All of this relieves the fire department to put all their efforts towards firefighting and the police to do law enforcement and not tie them up. Again, all for free, volunteers!

If Brookfield ESDA was “under utilized,” then shame on your fire and police departments for not using the gift they had. The village is negotiating with the City of Countryside to take over emergency management responsibilities. What is the cost of this “outsourcing” your Emergency Services going to cost you now?

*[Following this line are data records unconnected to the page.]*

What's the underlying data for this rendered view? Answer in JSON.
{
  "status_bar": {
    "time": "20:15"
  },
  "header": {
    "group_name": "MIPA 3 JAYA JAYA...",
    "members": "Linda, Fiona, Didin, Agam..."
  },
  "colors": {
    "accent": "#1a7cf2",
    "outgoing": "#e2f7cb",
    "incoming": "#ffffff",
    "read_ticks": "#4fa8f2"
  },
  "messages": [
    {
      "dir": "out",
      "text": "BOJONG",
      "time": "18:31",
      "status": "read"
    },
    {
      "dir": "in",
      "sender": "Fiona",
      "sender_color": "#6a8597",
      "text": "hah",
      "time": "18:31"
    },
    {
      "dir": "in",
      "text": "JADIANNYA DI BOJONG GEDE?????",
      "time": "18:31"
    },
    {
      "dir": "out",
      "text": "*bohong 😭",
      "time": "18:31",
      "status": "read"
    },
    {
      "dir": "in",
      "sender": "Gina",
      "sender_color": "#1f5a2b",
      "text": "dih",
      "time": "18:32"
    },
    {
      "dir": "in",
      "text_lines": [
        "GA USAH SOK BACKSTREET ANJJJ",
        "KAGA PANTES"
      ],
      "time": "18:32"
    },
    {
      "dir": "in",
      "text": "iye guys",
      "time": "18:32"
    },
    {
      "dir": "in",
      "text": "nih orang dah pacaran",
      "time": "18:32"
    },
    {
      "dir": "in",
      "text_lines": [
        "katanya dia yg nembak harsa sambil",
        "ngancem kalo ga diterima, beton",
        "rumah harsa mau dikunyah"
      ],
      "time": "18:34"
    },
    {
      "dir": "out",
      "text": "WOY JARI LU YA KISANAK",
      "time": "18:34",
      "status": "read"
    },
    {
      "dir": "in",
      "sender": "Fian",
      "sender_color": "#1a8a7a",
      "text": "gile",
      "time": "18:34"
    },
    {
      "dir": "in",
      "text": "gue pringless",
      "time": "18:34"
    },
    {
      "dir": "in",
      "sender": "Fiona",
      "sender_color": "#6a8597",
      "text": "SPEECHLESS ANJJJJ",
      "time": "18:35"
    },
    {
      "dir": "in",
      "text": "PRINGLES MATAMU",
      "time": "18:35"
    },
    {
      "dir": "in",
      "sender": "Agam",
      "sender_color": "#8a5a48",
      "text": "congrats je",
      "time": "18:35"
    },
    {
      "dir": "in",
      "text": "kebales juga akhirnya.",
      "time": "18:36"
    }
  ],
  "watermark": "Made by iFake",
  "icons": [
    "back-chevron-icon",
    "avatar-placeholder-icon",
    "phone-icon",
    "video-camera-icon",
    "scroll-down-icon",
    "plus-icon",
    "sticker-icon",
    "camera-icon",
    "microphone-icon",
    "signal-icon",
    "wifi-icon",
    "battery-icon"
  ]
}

The City of Countryside isn’t going to take over this big responsibility for free. How many members do they have? Are there enough to cover both the City of Countryside and the Village of Brookfield should a severe storm or tornado hit them both? One pat of butter for two loaves of bread! Will Brookfield have to pay Countryside members since those Countryside members aren’t volunteers? They’re paid employees. Oh yes, big savings here! Or is it a conflict of interest? Where do the loyalties go? Hmm? How safe do the residents feel now?

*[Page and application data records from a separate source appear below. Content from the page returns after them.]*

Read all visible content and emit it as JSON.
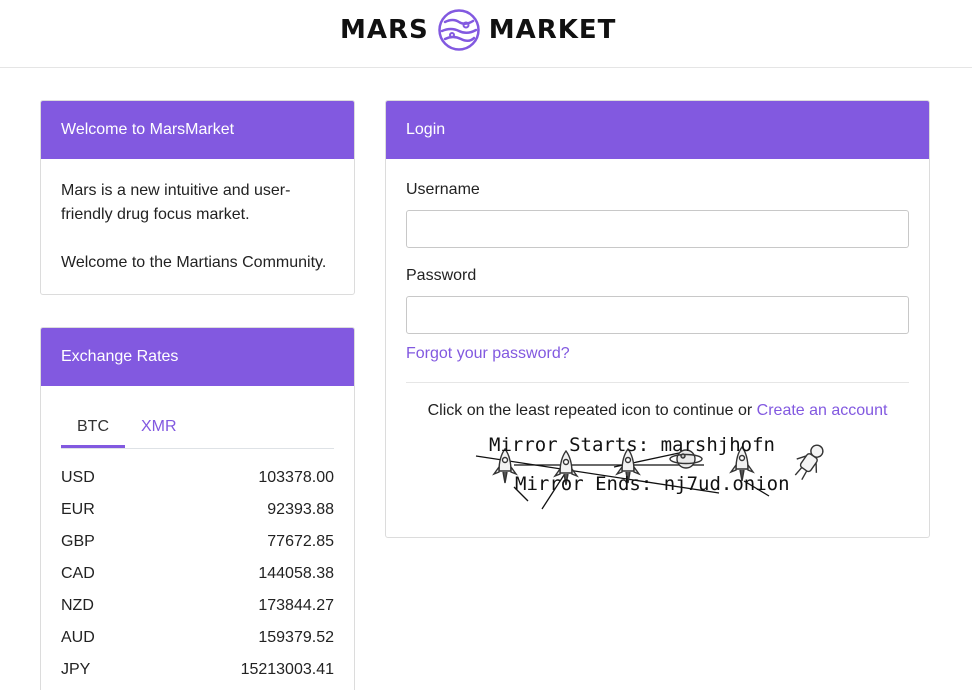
{
  "header": {
    "logo_left": "MARS",
    "logo_right": "MARKET",
    "brand_color": "#8259e0"
  },
  "welcome": {
    "title": "Welcome to MarsMarket",
    "line1": "Mars is a new intuitive and user-friendly drug focus market.",
    "line2": "Welcome to the Martians Community."
  },
  "rates": {
    "title": "Exchange Rates",
    "tabs": [
      {
        "label": "BTC",
        "active": true
      },
      {
        "label": "XMR",
        "active": false
      }
    ],
    "rows": [
      {
        "currency": "USD",
        "value": "103378.00"
      },
      {
        "currency": "EUR",
        "value": "92393.88"
      },
      {
        "currency": "GBP",
        "value": "77672.85"
      },
      {
        "currency": "CAD",
        "value": "144058.38"
      },
      {
        "currency": "NZD",
        "value": "173844.27"
      },
      {
        "currency": "AUD",
        "value": "159379.52"
      },
      {
        "currency": "JPY",
        "value": "15213003.41"
      }
    ]
  },
  "login": {
    "title": "Login",
    "username_label": "Username",
    "username_value": "",
    "password_label": "Password",
    "password_value": "",
    "forgot_label": "Forgot your password?",
    "captcha_prompt": "Click on the least repeated icon to continue or",
    "create_account_label": "Create an account",
    "captcha": {
      "mirror_start_text": "Mirror Starts: marshjhofn",
      "mirror_end_text": "Mirror Ends: nj7ud.onion",
      "icons": [
        "rocket-icon",
        "rocket-icon",
        "rocket-icon",
        "planet-icon",
        "rocket-icon",
        "astronaut-icon"
      ]
    }
  }
}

Talk to other towns that have a volunteer ESDA or Emergency Management Agency (EMA). Ask their police and fire departments if having a dedicated volunteer group is cost effective or a burden. Most, if not all, would say that ESDA/EMA is a big relief on their manpower requirements. Many towns have had to cut out overtime from the police and fire departments and the use of ESDA/EMA volunteers helps.

The obituary should say “please omit flowers, send donations to the City of Countryside to protect the Village of Brookfield! It’s not politics, it’s just business.”

Michael Muto

Allow 6-foot fences in Brookfield
I was pleased to read that the Village of Brookfield is considering a change to the fence ordinance (“Brookfield trustees mulls changing code for fences,” News, June 14). The current version of the ordinance allows a 4-foot solid side yard fence on substandard lots, which happen to be the majority of lots in the town. This is just not acceptable.

Some of the trustees express concern of creating a “walled off” effect, but the majority of us that live in these small lots are living in a fishbowl. Most of us can stand in a yard in the middle of the block and see clear down to either end of the block, and not everyone likes what they see. This is akin to the village board ruling against window shades and drapes. The fact that the mandated shorter fencing is more expensive just adds insult to injury.

It’s time to vote out an ordinance that forces us to live in a fishbowl. Give us the tools to make our yard a nicer place to live. Allow us to erect a 6-foot fence if we want one.

Eric Wahlstrom

Brookfield’s Building Department is in disarray
The Brookfield Building Department has deteriorated into a rather dysfunctional entity. Consider some recent moves and decisions.

A three-story structure (4500 Maple Ave.) is permitted to be built where the zoning clearly only allows 2.5 stories. A building inspector and a code enforcement inspector are fired, leaving only one building inspector for the entire village.

Keith Sbiral is hired for $93,000-plus and put in charge of the Code Department with virtually no experience in that discipline. He is named assistant village manager, and at the Brookfield village board meeting June 12, he is appointed treasurer. He has no financial background.

He is currently proposing a ludicrous change in Brookfield’s fence ordinance which, in some cases, would all back-to-back fences on a property line with 24 inches between them.

A residence at 3318 Elm Ave. is virtually torn down (only three bare walls are left up) and it is allowed to be reconstructed and an addition added, clearly contrary to Brookfield’s ordinance.

An intern is hired to codify Brookfield’s building and zoning code, a task which should have been assigned to the new director.

When is the village going to hire a professional building and zoning director and structure that department to protect Brookfield’s property values?

Wilfred Brennan